Now it's time for the fun part – if you like painting. I thought I liked painting, but by the end of this, I was ready to not see a roller for a while! Because eucaboard is pretty dark, I had to do two coats of paint on each board. Use interior flat paint – you want the colors to be matte, not shiny. Don't worry too much about tiny marks or smudges because they likely won't appear on camera; plus, they're easy to clone out. But you want to make sure that there are no glaringly bare spots or shadowy areas. You're aiming for a smooth, monochromatic surface. See my note at under "what not to do" about painting both sides of eucaboard.
Paint your floors, too. You should have one 4'x4' piece of wood for every 2 colors. It should be at least 1/2" thick so it can be stepped on without bending or warping. I painted one color on each side of my 4'x4' particleboards, and I did two coats on all of them. Be sure to let each side dry fully and have a clean sheet to lay the painted side on if you're painting both sides. These WILL get dirty while shooting, so begin to accept that.

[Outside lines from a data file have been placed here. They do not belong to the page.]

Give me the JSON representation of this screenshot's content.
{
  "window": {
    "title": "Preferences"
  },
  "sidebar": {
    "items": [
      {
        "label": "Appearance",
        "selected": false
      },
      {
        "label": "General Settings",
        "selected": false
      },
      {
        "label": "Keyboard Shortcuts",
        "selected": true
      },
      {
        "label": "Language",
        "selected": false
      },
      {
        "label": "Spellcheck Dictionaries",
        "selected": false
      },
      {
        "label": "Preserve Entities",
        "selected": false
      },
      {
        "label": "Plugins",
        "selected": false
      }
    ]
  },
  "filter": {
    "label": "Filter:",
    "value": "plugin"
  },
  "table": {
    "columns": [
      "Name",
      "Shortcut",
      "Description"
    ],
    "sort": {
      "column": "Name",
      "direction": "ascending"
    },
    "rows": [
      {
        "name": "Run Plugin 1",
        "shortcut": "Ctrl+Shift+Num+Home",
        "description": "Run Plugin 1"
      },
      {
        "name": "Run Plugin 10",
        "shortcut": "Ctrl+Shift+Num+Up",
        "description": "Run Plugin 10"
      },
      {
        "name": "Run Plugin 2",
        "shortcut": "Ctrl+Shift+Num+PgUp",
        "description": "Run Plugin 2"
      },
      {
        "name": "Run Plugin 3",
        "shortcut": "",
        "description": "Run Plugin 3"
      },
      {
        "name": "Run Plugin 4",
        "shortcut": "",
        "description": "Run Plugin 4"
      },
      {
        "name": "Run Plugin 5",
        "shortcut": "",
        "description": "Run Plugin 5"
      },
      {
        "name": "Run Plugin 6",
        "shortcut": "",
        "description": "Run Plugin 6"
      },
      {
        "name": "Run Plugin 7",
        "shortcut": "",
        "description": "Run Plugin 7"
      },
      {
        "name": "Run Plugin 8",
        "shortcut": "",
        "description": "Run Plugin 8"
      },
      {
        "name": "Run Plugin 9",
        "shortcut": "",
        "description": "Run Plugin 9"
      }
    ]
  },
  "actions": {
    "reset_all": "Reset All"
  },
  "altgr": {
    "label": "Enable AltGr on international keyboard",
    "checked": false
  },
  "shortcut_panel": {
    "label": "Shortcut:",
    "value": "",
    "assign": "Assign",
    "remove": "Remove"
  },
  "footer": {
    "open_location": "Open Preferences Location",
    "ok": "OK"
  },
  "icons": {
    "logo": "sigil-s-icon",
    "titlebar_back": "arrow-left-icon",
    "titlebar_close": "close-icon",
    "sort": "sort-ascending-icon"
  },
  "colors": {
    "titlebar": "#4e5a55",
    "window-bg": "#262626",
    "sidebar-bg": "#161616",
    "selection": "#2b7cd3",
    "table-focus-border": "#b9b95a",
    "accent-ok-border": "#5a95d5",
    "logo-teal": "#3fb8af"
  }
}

Step 4: Put it all together.
Once the paint has dried, it's time to finally make this dreamy colorful corner come together!
Stand your frame up (if you haven't done that already), and assign someone to be on a ladder, and someone to be on the ground. One person will lift the colorful eucaboard over the surface of the frame, while the person on the ladder clamps them to the top. Repeat this process with both panels. Be mindful of keeping the panels flush in the center, so you don't see the hinges or any gapping.

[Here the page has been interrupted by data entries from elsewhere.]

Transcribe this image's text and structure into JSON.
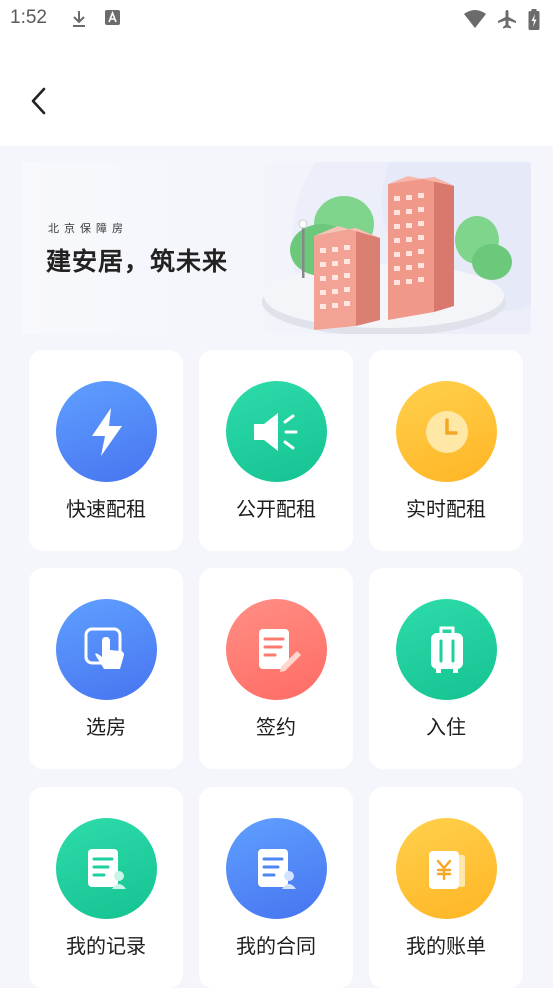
{
  "status_bar": {
    "time": "1:52",
    "icons": [
      "download-icon",
      "font-a-icon",
      "wifi-icon",
      "airplane-icon",
      "battery-charging-icon"
    ]
  },
  "header": {
    "back_icon": "chevron-left-icon"
  },
  "banner": {
    "subtitle": "北京保障房",
    "title": "建安居，筑未来"
  },
  "grid": {
    "items": [
      {
        "label": "快速配租",
        "icon": "lightning-icon",
        "color": "#4f86f7"
      },
      {
        "label": "公开配租",
        "icon": "speaker-icon",
        "color": "#1ecf9f"
      },
      {
        "label": "实时配租",
        "icon": "clock-icon",
        "color": "#ffc12e"
      },
      {
        "label": "选房",
        "icon": "touch-select-icon",
        "color": "#4f86f7"
      },
      {
        "label": "签约",
        "icon": "sign-document-icon",
        "color": "#ff7a6e"
      },
      {
        "label": "入住",
        "icon": "luggage-icon",
        "color": "#1ecf9f"
      },
      {
        "label": "我的记录",
        "icon": "record-document-icon",
        "color": "#1ecf9f"
      },
      {
        "label": "我的合同",
        "icon": "contract-document-icon",
        "color": "#4f86f7"
      },
      {
        "label": "我的账单",
        "icon": "bill-yuan-icon",
        "color": "#ffc12e"
      }
    ]
  }
}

Slide in the floor, and you should have a complete set! (This moment was so exciting for me.)
WHAT NOT TO DO:
Based on my mistakes, don't do these things:

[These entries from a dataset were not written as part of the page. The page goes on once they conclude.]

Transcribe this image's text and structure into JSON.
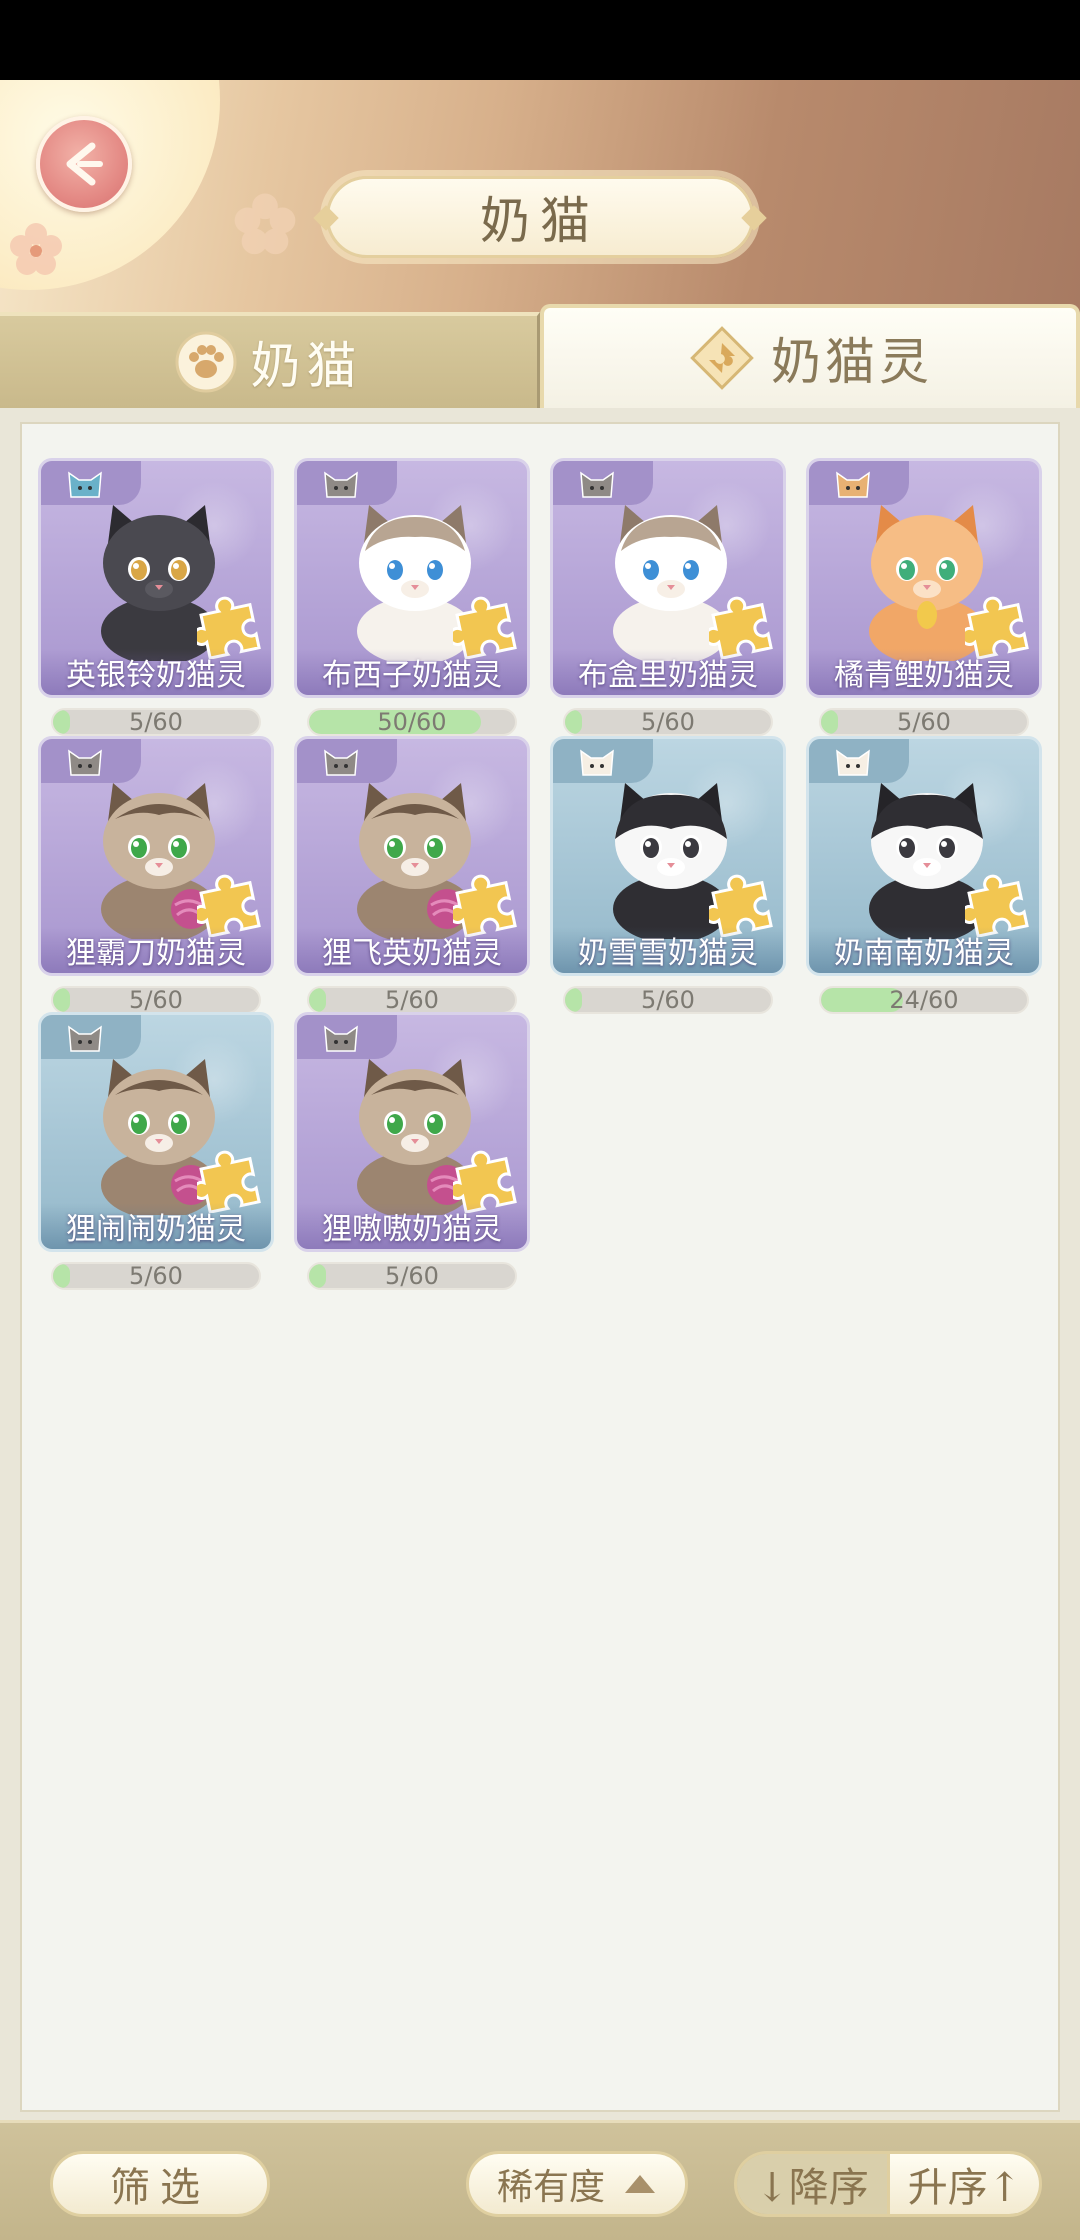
{
  "header": {
    "title": "奶猫",
    "back_icon": "back-arrow-icon"
  },
  "tabs": [
    {
      "label": "奶猫",
      "icon": "paw-icon",
      "active": false
    },
    {
      "label": "奶猫灵",
      "icon": "puzzle-diamond-icon",
      "active": true
    }
  ],
  "cards": [
    {
      "name": "英银铃奶猫灵",
      "progress_text": "5/60",
      "progress": 0.0833,
      "theme": "purple",
      "cat_color": "black"
    },
    {
      "name": "布西子奶猫灵",
      "progress_text": "50/60",
      "progress": 0.8333,
      "theme": "purple",
      "cat_color": "ragdoll"
    },
    {
      "name": "布盒里奶猫灵",
      "progress_text": "5/60",
      "progress": 0.0833,
      "theme": "purple",
      "cat_color": "ragdoll"
    },
    {
      "name": "橘青鲤奶猫灵",
      "progress_text": "5/60",
      "progress": 0.0833,
      "theme": "purple",
      "cat_color": "orange"
    },
    {
      "name": "狸霸刀奶猫灵",
      "progress_text": "5/60",
      "progress": 0.0833,
      "theme": "purple",
      "cat_color": "tabby"
    },
    {
      "name": "狸飞英奶猫灵",
      "progress_text": "5/60",
      "progress": 0.0833,
      "theme": "purple",
      "cat_color": "tabby"
    },
    {
      "name": "奶雪雪奶猫灵",
      "progress_text": "5/60",
      "progress": 0.0833,
      "theme": "blue",
      "cat_color": "tuxedo"
    },
    {
      "name": "奶南南奶猫灵",
      "progress_text": "24/60",
      "progress": 0.4,
      "theme": "blue",
      "cat_color": "tuxedo"
    },
    {
      "name": "狸闹闹奶猫灵",
      "progress_text": "5/60",
      "progress": 0.0833,
      "theme": "blue",
      "cat_color": "tabby"
    },
    {
      "name": "狸嗷嗷奶猫灵",
      "progress_text": "5/60",
      "progress": 0.0833,
      "theme": "purple",
      "cat_color": "tabby"
    }
  ],
  "bottom": {
    "filter_label": "筛选",
    "rarity_label": "稀有度",
    "rarity_icon": "triangle-up-icon",
    "sort_desc_label": "↓降序",
    "sort_asc_label": "升序↑"
  },
  "colors": {
    "progress_fill": "#b6e4a8",
    "purple_card": "#a896cf",
    "blue_card": "#94b8ca",
    "accent_text": "#8a7550"
  }
}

1. Don't try to make your frame double-sided – unless you're construction-savvy. My original plan did not include colorful overlays; rather I was planning to make two double-sided frames and paint each side to have 4 colors total. We used piano hinges for this purpose (they can bend both ways), and because we didn't know what we were doing at first, we screwed the hinges into the thin edge of the particle board, and the instant we tried to make it turn the other way, the hinges ripped out. Moral of the story is: if you're going to do this, find someone who knows what they're doing and stay away from particleboard. Plywood would be a more viable, but more expensive, solution.
2. Be careful if you're tying eucaboard to the top of your car. We tied our eucaboards onto a Land Rover with a roof rack using two ratchet straps, and just driving slowly on a residential road, one of the boards caught wind, bent in half, and blew away. We felt like those idiots you always see on the freeway losing things off the back of their car! So ideally, clamp them together so they act as a more solid, heavier unit, and use LOTS of ropes/straps.
3. Painting on the rough side of eucaboard will use twice the amount of paint. It's cheaper to get 8 panels of eucaboard and only paint the smooth side than it is to try to paint both the smooth and rough side and use twice the amount of paint on the rough side. The texture just soaks it up! Alternatively, find a different type of board with the same texture on both sides and you can do this double sided.
So – there you have it. A low-budget, colorful photo set! I had so much fun with this project and hope to do a whole series out of this set. For now, I can't share more of the images from this set since we're trying to get them published. But check back for more! (Including a fancy BTS video by Ocean Ho :) )
For lighting, you could put this inside and experiment with studio lights, or you could go all natural like I did and use the natural light of your backyard! Try to find a spot that will be in shade for the duration of the shoot, ideally with a bright object, like the wall of a house, bouncing even light onto your subject. At one point, our clamps were reflecting splashes of light onto the boards, so we covered them with a napkin and a rubber band. :D Be mindful of subtle shadows being cast by the walls of the frame.
If you try it yourself, use the hashtag #colorfulcorners on Instagram and send the results to me! I'd love to see how it turns out.
Here's the full behind the scenes video: